According to Cybersecurity Ventures research in 2017, in every 40 s, a business falls prey to a ransomware attack and the rate is predicted to rise to 14 s by 2019. Business organizations have had to pay cybercriminals even up to $1 million in a single attack, while others have incurred losses in hundreds of millions of dollars.
In addition to ransom payments and increased wear in affected machines, crypto malware can have even broader consequences, as they can threaten the availability, integrity, and security of a network or system, which can potentially result in disruptions to an enterprise’s mission-critical operations.

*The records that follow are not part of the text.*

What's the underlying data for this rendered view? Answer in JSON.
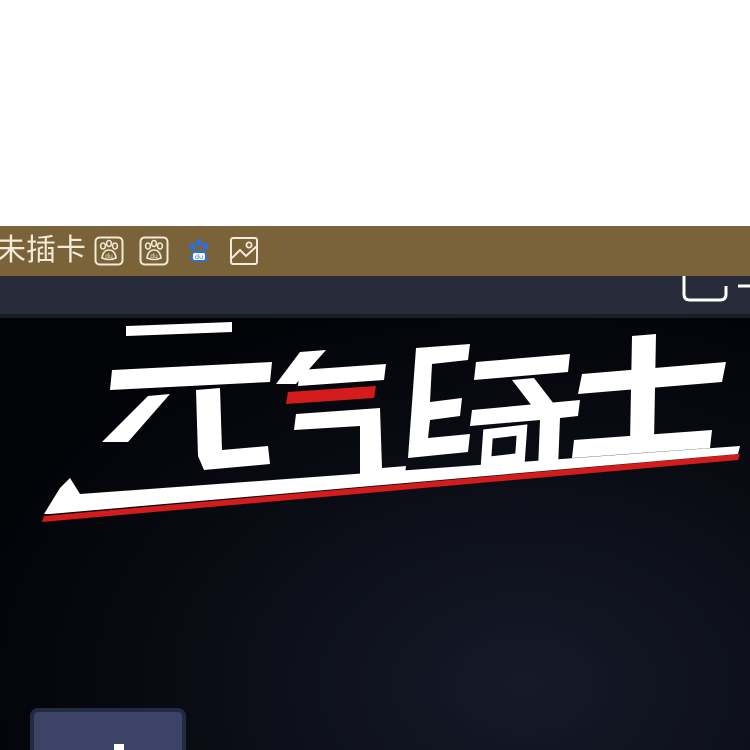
{
  "bookmark_bar": {
    "partial_label": "未插卡",
    "icons": [
      "baidu-paw-icon",
      "baidu-paw-icon",
      "baidu-paw-color-icon",
      "image-icon"
    ]
  },
  "colors": {
    "bookmark_bg": "#7a6338",
    "bookmark_text": "#f3ead9",
    "nav_bg": "#272b3a",
    "game_bg": "#020307",
    "logo_white": "#ffffff",
    "logo_red": "#d41c1c",
    "button_bg": "#3b4467"
  },
  "game": {
    "logo_label": "元气骑士"
  }
}
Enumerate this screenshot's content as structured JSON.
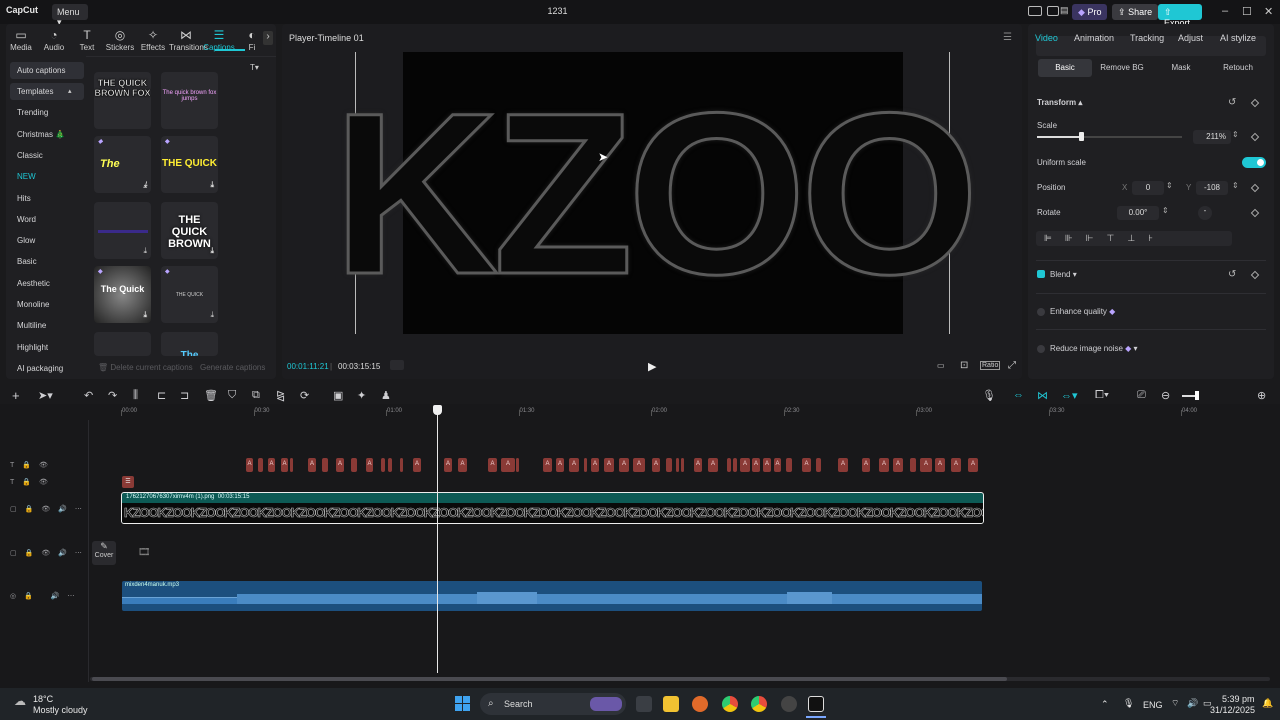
{
  "app": {
    "logo": "CapCut",
    "menu_label": "Menu",
    "project_title": "1231",
    "pro_label": "Pro",
    "share_label": "Share",
    "export_label": "Export",
    "accent": "#1fc7d4"
  },
  "left_panel": {
    "tabs": [
      {
        "icon": "media-icon",
        "label": "Media"
      },
      {
        "icon": "audio-icon",
        "label": "Audio"
      },
      {
        "icon": "text-icon",
        "label": "Text"
      },
      {
        "icon": "stickers-icon",
        "label": "Stickers"
      },
      {
        "icon": "effects-icon",
        "label": "Effects"
      },
      {
        "icon": "transitions-icon",
        "label": "Transitions"
      },
      {
        "icon": "captions-icon",
        "label": "Captions"
      },
      {
        "icon": "filters-icon",
        "label": "Fi"
      }
    ],
    "active_tab": "Captions",
    "categories": [
      "Auto captions",
      "Templates",
      "Trending",
      "Christmas 🎄",
      "Classic",
      "NEW",
      "Hits",
      "Word",
      "Glow",
      "Basic",
      "Aesthetic",
      "Monoline",
      "Multiline",
      "Highlight",
      "AI packaging"
    ],
    "selected_category": "Templates",
    "tiles": [
      {
        "text": "THE QUICK BROWN FOX"
      },
      {
        "text": "The quick brown fox jumps"
      },
      {
        "text": "The"
      },
      {
        "text": "THE QUICK"
      },
      {
        "text": ""
      },
      {
        "text": "THE QUICK BROWN"
      },
      {
        "text": "The Quick"
      },
      {
        "text": "THE QUICK"
      },
      {
        "text": ""
      },
      {
        "text": "The"
      }
    ],
    "delete_captions_label": "Delete current captions",
    "generate_captions_label": "Generate captions"
  },
  "player": {
    "title": "Player-Timeline 01",
    "video_text": "KZOO",
    "current_time": "00:01:11:21",
    "total_time": "00:03:15:15",
    "ratio_label": "Ratio"
  },
  "right_panel": {
    "tabs": [
      "Video",
      "Animation",
      "Tracking",
      "Adjust",
      "AI stylize"
    ],
    "active_tab": "Video",
    "subtabs": [
      "Basic",
      "Remove BG",
      "Mask",
      "Retouch"
    ],
    "active_subtab": "Basic",
    "transform_label": "Transform",
    "scale_label": "Scale",
    "scale_value": "211%",
    "scale_fraction": 0.3,
    "uniform_scale_label": "Uniform scale",
    "uniform_scale_on": true,
    "position_label": "Position",
    "x_label": "X",
    "x_value": "0",
    "y_label": "Y",
    "y_value": "-108",
    "rotate_label": "Rotate",
    "rotate_value": "0.00°",
    "blend_label": "Blend",
    "enhance_label": "Enhance quality",
    "reduce_noise_label": "Reduce image noise"
  },
  "timeline": {
    "ticks": [
      "00:00",
      "00:30",
      "01:00",
      "01:30",
      "02:00",
      "02:30",
      "03:00",
      "03:30",
      "04:00"
    ],
    "video_clip_name": "1762127067630​7xirnv4m (1).png",
    "video_clip_duration": "00:03:15:15",
    "clip_text": "KZOO",
    "audio_clip_name": "mixden4manuk.mp3",
    "cover_label": "Cover",
    "caption_clip_label": "A"
  },
  "taskbar": {
    "weather_temp": "18°C",
    "weather_desc": "Mostly cloudy",
    "search_label": "Search",
    "lang": "ENG",
    "time": "5:39 pm",
    "date": "31/12/2025"
  }
}
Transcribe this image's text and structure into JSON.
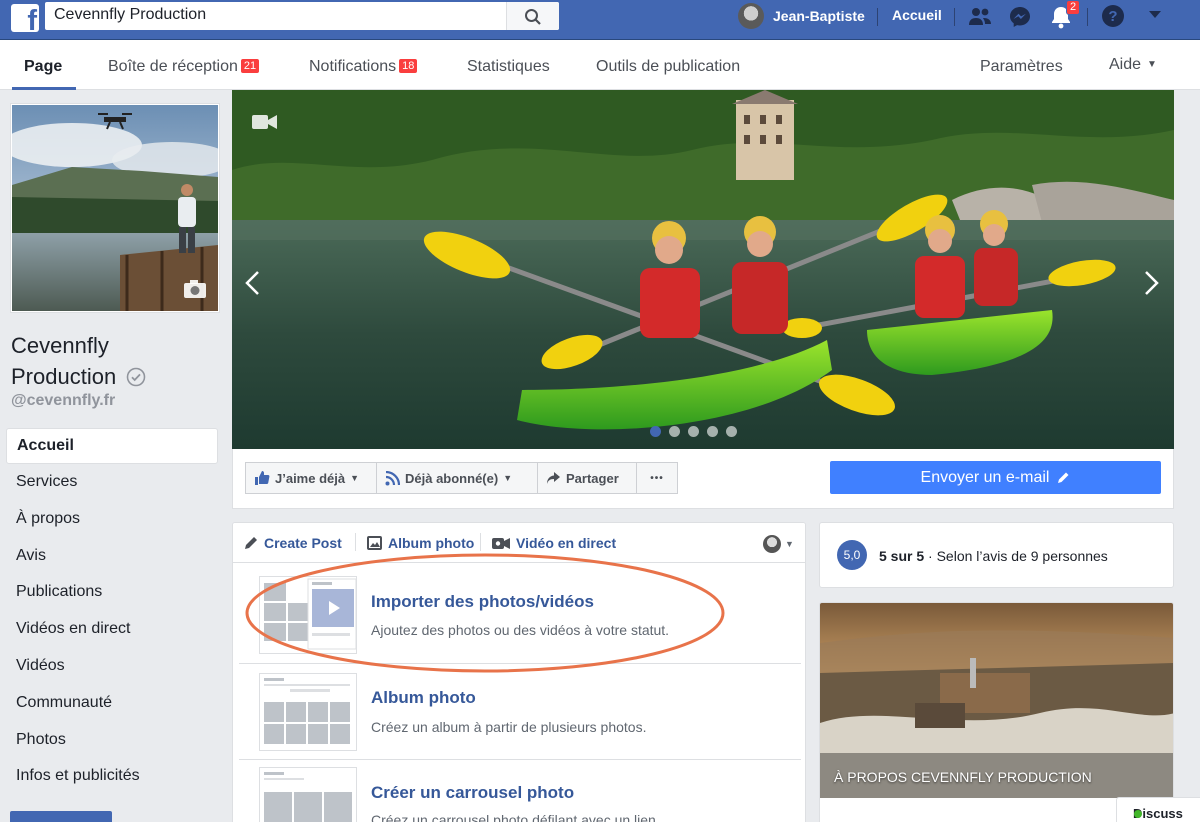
{
  "topbar": {
    "logo": "f",
    "search_value": "Cevennfly Production",
    "user_name": "Jean-Baptiste",
    "home_label": "Accueil",
    "notifications_count": "2"
  },
  "pagenav": {
    "items": [
      {
        "label": "Page"
      },
      {
        "label": "Boîte de réception",
        "badge": "21"
      },
      {
        "label": "Notifications",
        "badge": "18"
      },
      {
        "label": "Statistiques"
      },
      {
        "label": "Outils de publication"
      },
      {
        "label": "Paramètres"
      },
      {
        "label": "Aide"
      }
    ]
  },
  "page": {
    "name_line1": "Cevennfly",
    "name_line2": "Production",
    "handle": "@cevennfly.fr"
  },
  "leftnav": {
    "items": [
      {
        "label": "Accueil"
      },
      {
        "label": "Services"
      },
      {
        "label": "À propos"
      },
      {
        "label": "Avis"
      },
      {
        "label": "Publications"
      },
      {
        "label": "Vidéos en direct"
      },
      {
        "label": "Vidéos"
      },
      {
        "label": "Communauté"
      },
      {
        "label": "Photos"
      },
      {
        "label": "Infos et publicités"
      }
    ]
  },
  "actions": {
    "like": "J’aime déjà",
    "follow": "Déjà abonné(e)",
    "share": "Partager",
    "more": "•••",
    "email": "Envoyer un e-mail"
  },
  "composer": {
    "tabs": [
      "Create Post",
      "Album photo",
      "Vidéo en direct"
    ],
    "options": [
      {
        "title": "Importer des photos/vidéos",
        "desc": "Ajoutez des photos ou des vidéos à votre statut."
      },
      {
        "title": "Album photo",
        "desc": "Créez un album à partir de plusieurs photos."
      },
      {
        "title": "Créer un carrousel photo",
        "desc": "Créez un carrousel photo défilant avec un lien."
      }
    ]
  },
  "rating": {
    "score": "5,0",
    "bold": "5 sur 5",
    "rest": " · Selon l’avis de 9 personnes"
  },
  "about": {
    "title": "À PROPOS CEVENNFLY PRODUCTION"
  },
  "chat": {
    "label": "Discuss"
  },
  "colors": {
    "brand": "#4267b2",
    "link": "#365899",
    "email_button": "#4080ff",
    "badge": "#fa3e3e",
    "highlight": "#e8734a"
  }
}
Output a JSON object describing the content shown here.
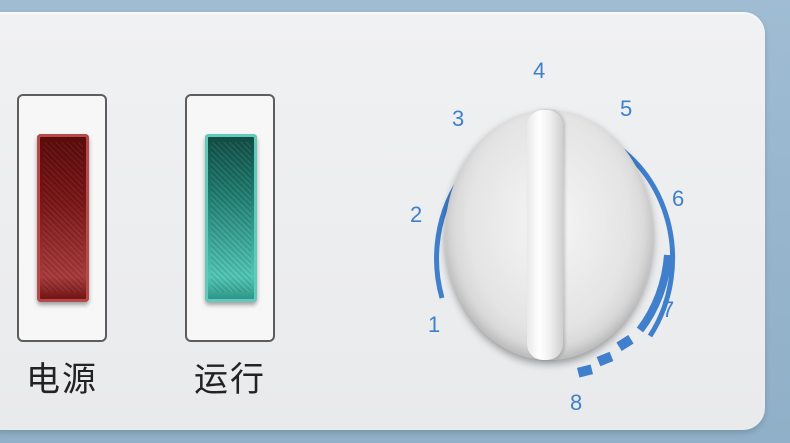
{
  "switches": [
    {
      "label": "电源",
      "color": "#8a1c1c"
    },
    {
      "label": "运行",
      "color": "#2fa695"
    }
  ],
  "dial": {
    "numbers": [
      "1",
      "2",
      "3",
      "4",
      "5",
      "6",
      "7",
      "8"
    ],
    "accent_color": "#3f7fcc"
  }
}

As the website Trend Micro warns, “Cryptocurrency-mining malware can impair system performance and risk end users and businesses to information theft, hijacking, and a plethora of other malware. And by turning these machines into zombies, cryptocurrency malware can even inadvertently make its victims part of the problem.”
So what can you do to protect yourself from the crypto malware attacks? While it’s impossible to protect against every threat, there are best practices that can greatly reduce your risks. These include:
Perhaps most importantly, you should do your own research. Crypto malware is constantly evolving, and there’s a wealth of information online about the latest threats. If you know what’s out there, then you can take the appropriate measures to protect yourself.
Mining cryptocurrency isn’t illegal. However, doing so with someone else’s devices without their consent is malicious. As the demand for cryptocurrency increases, hackers are on the lookout to profit from mining by spreading malicious files, and everyone needs to be on their guard in order to protect their devices, their networks, their information, and their assets.
We’ll give the last word to Trend Micro: “Ultimately, however, the security of internet-connected devices against cryptocurrency-mining malware isn’t just a burden for their users. Original design and equipment manufacturers also play vital roles in securing the ecosystems they run in.”
Combating crypto malware is a collective problem and it requires collective solutions.